Preeclampsia may up risk of kidney disease
Preeclampsia is a potentially serious condition that occurs in pregnancy, characterized by a dangerously high rise in blood pressure, protein in the urine, and an increased risk of having a premature infant.
“The biggest finding in our study is that preeclampsia is associated with a 4- to 5-times increased risk of ESRD. We were surprised that the association was that strong,” lead researcher Dr. Bjorn Egil Vikse told Reuters Health.
Vikse, from Haukeland University Hospital in Bergen, Norway, and his associates linked data from the Medical Birth Registry of Norway and the Norwegian Renal Registry. A total of 570,433 women who had a first singleton birth between 1967 and 1991 were included in the study.
Overall, 477 women developed ESRD an average of 17 years after the first pregnancy, yielding a rate of 3.7 cases per 100,000 women per year, the researchers report in this week’s New England Journal of Medicine.
Preeclampsia during a first or subsequent pregnancy increased the odds of ESRD, typically by around fivefold, depending on the number of affected pregnancies a woman had.

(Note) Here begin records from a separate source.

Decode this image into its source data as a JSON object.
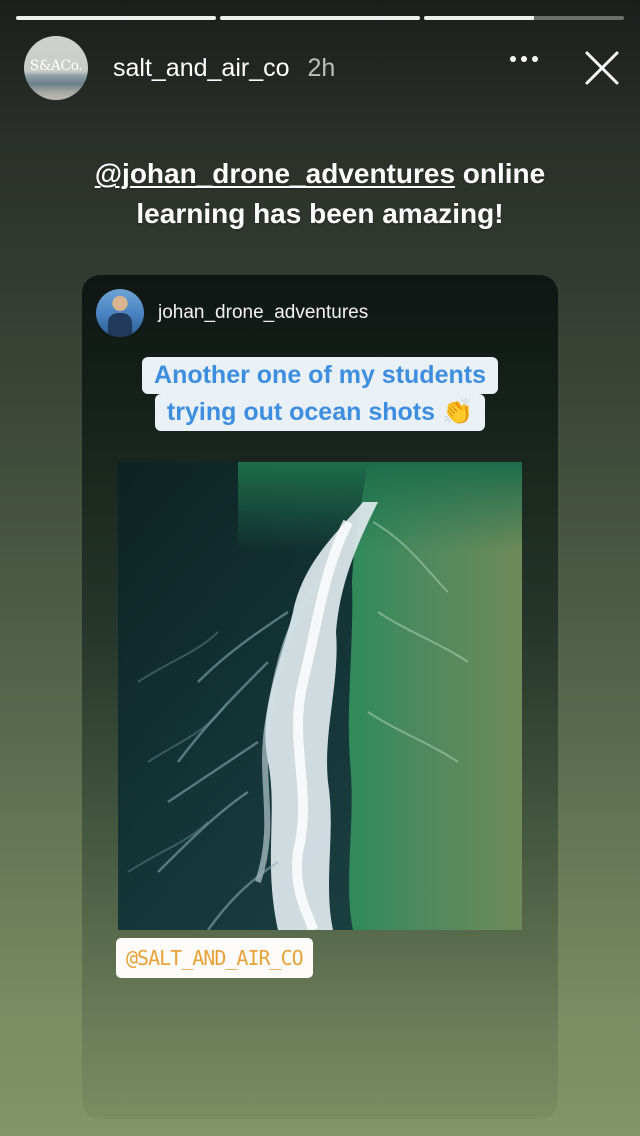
{
  "story": {
    "progress": [
      1.0,
      1.0,
      0.55
    ],
    "avatar_text": "S&ACo.",
    "username": "salt_and_air_co",
    "time": "2h",
    "caption": {
      "mention": "@johan_drone_adventures",
      "text": " online learning has been amazing!"
    }
  },
  "shared_post": {
    "username": "johan_drone_adventures",
    "sticker_lines": [
      "Another one of my students",
      "trying out ocean shots 👏"
    ],
    "tag": "@SALT_AND_AIR_CO"
  },
  "icons": {
    "more": "more-options-icon",
    "close": "close-icon"
  },
  "colors": {
    "sticker_text": "#3e8ee0",
    "tag_text": "#e7a137"
  }
}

“A take-home message is that women who have had preeclampsia are at increased risk for renal disease,” Vikse emphasized.
As other studies have shown an increased risk of cardiovascular disease in women with previous preeclampsia, they should be followed closely “in order to prevent development of cardiovascular and renal disease,” he advised.
SOURCE: New England Journal of Medicine, August 21, 2008.